In the most recent episode of Mars Hill Audio, Norman Wirzba discusses his new book Food and Faith: A Theology of Eating. He quotes Wendell Berry, from his essay “In Distrust of Movements,” on the subject of our modern separation from the reality of the world:
Educated minds, in the modern era, are unlikely to know anything about food and drink, clothing and shelter. In merely taking these things for granted, the modern educated mind reveals itself also to be as superstitious a mind as ever has existed in the world. What could be more superstitious than the idea that money brings forth food?
When the stores are sold out of food and all the bridges and tunnels are closed, the tenuous connection between money and food becomes clear.
Still, we don’t usually expect the wind and the rain to try to kill us. The astrophysicist Neil deGrasse Tyson suggested on Monday that we might be naïve for assuming all will be well in our relationship with Earth:
FYI: Earth has always been supremely hostile to life. That's why more than 95% of all species that ever lived are now extinct
— Neil deGrasse Tyson (@neiltyson) October 29, 2012
Compared to the rest of the universe, Earth would hardly be considered hostile, yet he makes a good point. Instead of wondering “why” when something bad happens, why aren’t we amazed by all the good we receive undeservedly, including life itself? Another way of looking at the situation: in his memoir about dying from esophageal cancer, Christopher Hitchens responded to the ultimate question about suffering — “Why?” — by asking instead, “Why not?”
As I was thinking about this storm, Jesus’ words came to mind about rain falling on both the righteous and unrighteous. It seemed like an appropriate verse for this week, but when I looked it up, as so often happens, the context was different than I remembered.

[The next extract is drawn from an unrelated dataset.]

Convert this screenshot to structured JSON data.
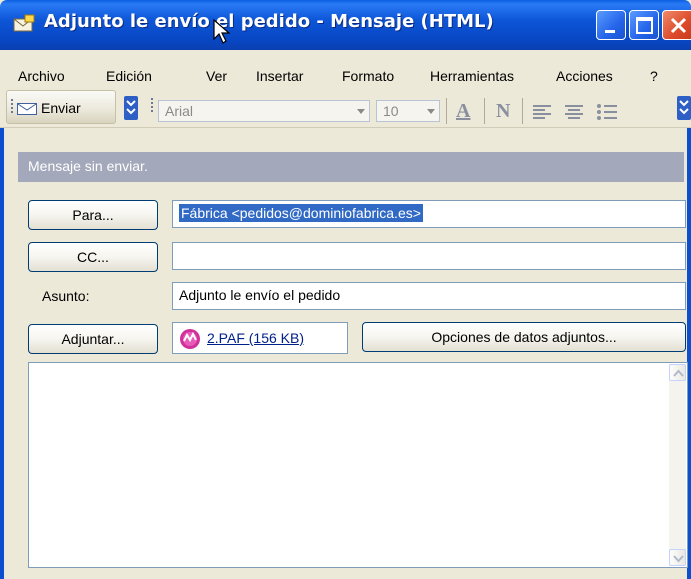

“You have heard that it was said, ‘Love your neighbor and hate your enemy.’ But I tell you, love your enemies and pray for those who persecute you, that you may be children of your Father in heaven. He causes his sun to rise on the evil and the good, and sends rain on the righteous and the unrighteous. If you love those who love you, what reward will you get? Are not even the tax collectors doing that? And if you greet only your own people, what are you doing more than others? Do not even pagans do that? Be perfect, therefore, as your heavenly Father is perfect.” (Matt. 5:43-48)
In the agrarian context of the first century, the rain of Jesus’ example would have been considered a blessing by his listeners. (Thus it’s paired with sunshine.) So really this passage is about why God blesses everyone, regardless of their moral or spiritual state. Jesus does bring suffering into the discussion by speaking of persecution. His focus, however, isn’t solving the theodicy problem — it’s teaching us how to love and live like our Father in heaven.
Not surprisingly, this reminds me of God’s appearance at the end of Job. The theme of Job is, ostensibly, why bad things happen to good people. Job’s friends gather to try to explain to Job why such terrible things have happened to him. When God finally appears in Job 38 – 41, however, he brings a very different agenda to the meeting. This morning, I listened to my friend and former InterVarsity colleague Kenny Benge preach on this very passage, via the podcast of St. John’s Anglican Church in Franklin, TN.
Here’s how Kenny describes Job’s reaction to God’s presence in Job 42:
The gracious experience of Job in the face of a mysterious and holy God was to understand that he was a creature before a mysterious, awesome, beautiful Creator. There were many, many things that were beyond his understanding, but that was okay, because he knew that God was good.
Let us pray for those who need help after the storm. Let us mourn with those who mourn. May we, like Job, be able to affirm that God is good.